▶ Required action
In your copy, leave out the pictures and repeat the entries below exactly.

Items from an interface collection:
►
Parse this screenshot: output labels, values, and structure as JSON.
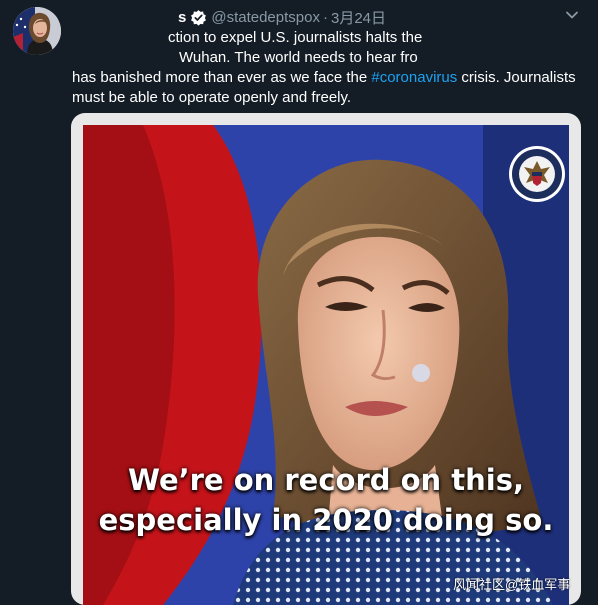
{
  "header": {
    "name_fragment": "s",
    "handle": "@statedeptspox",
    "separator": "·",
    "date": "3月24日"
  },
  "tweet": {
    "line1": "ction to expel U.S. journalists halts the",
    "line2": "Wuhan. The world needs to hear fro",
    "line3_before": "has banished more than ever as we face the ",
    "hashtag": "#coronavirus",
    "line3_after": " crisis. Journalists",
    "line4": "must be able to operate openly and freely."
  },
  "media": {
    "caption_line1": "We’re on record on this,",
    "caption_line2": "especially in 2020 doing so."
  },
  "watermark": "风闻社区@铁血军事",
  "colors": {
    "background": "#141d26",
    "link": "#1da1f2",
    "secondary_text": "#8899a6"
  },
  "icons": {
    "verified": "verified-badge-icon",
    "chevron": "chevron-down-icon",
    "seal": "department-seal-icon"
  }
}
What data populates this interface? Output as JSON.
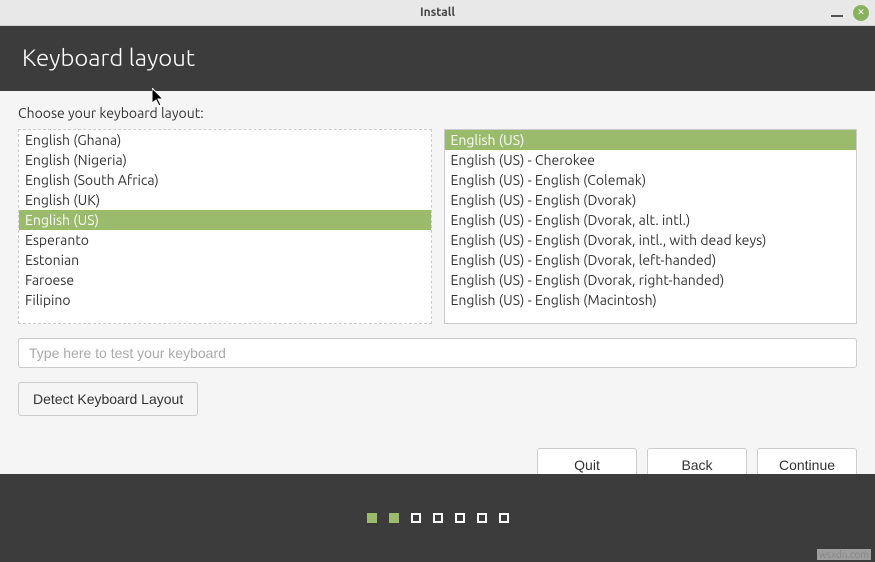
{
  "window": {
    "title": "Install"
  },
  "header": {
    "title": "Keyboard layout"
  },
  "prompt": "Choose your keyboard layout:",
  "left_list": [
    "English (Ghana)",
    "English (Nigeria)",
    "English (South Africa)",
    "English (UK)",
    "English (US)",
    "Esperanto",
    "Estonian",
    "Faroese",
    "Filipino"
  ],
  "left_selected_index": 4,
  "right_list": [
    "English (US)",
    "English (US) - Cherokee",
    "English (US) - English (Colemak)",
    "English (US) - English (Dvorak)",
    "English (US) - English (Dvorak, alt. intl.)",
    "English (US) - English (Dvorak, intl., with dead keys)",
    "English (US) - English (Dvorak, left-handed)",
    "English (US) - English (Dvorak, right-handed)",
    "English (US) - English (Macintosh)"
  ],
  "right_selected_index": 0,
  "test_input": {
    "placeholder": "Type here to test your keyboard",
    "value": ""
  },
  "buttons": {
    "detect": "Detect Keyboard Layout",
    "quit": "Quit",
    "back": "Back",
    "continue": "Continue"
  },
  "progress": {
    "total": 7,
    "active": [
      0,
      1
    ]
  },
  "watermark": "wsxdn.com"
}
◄
▶ Exercise solution
Parse this screenshot: output labels, values, and structure as JSON.
{
  "header": {
    "name_fragment": "s",
    "handle": "@statedeptspox",
    "separator": "·",
    "date": "3月24日"
  },
  "tweet": {
    "line1": "ction to expel U.S. journalists halts the",
    "line2": "Wuhan. The world needs to hear fro",
    "line3_before": "has banished more than ever as we face the ",
    "hashtag": "#coronavirus",
    "line3_after": " crisis. Journalists",
    "line4": "must be able to operate openly and freely."
  },
  "media": {
    "caption_line1": "We’re on record on this,",
    "caption_line2": "especially in 2020 doing so."
  },
  "watermark": "风闻社区@铁血军事",
  "colors": {
    "background": "#141d26",
    "link": "#1da1f2",
    "secondary_text": "#8899a6"
  },
  "icons": {
    "verified": "verified-badge-icon",
    "chevron": "chevron-down-icon",
    "seal": "department-seal-icon"
  }
}
What data populates this interface? Output as JSON.
{
  "window": {
    "title": "Install"
  },
  "header": {
    "title": "Keyboard layout"
  },
  "prompt": "Choose your keyboard layout:",
  "left_list": [
    "English (Ghana)",
    "English (Nigeria)",
    "English (South Africa)",
    "English (UK)",
    "English (US)",
    "Esperanto",
    "Estonian",
    "Faroese",
    "Filipino"
  ],
  "left_selected_index": 4,
  "right_list": [
    "English (US)",
    "English (US) - Cherokee",
    "English (US) - English (Colemak)",
    "English (US) - English (Dvorak)",
    "English (US) - English (Dvorak, alt. intl.)",
    "English (US) - English (Dvorak, intl., with dead keys)",
    "English (US) - English (Dvorak, left-handed)",
    "English (US) - English (Dvorak, right-handed)",
    "English (US) - English (Macintosh)"
  ],
  "right_selected_index": 0,
  "test_input": {
    "placeholder": "Type here to test your keyboard",
    "value": ""
  },
  "buttons": {
    "detect": "Detect Keyboard Layout",
    "quit": "Quit",
    "back": "Back",
    "continue": "Continue"
  },
  "progress": {
    "total": 7,
    "active": [
      0,
      1
    ]
  },
  "watermark": "wsxdn.com"
}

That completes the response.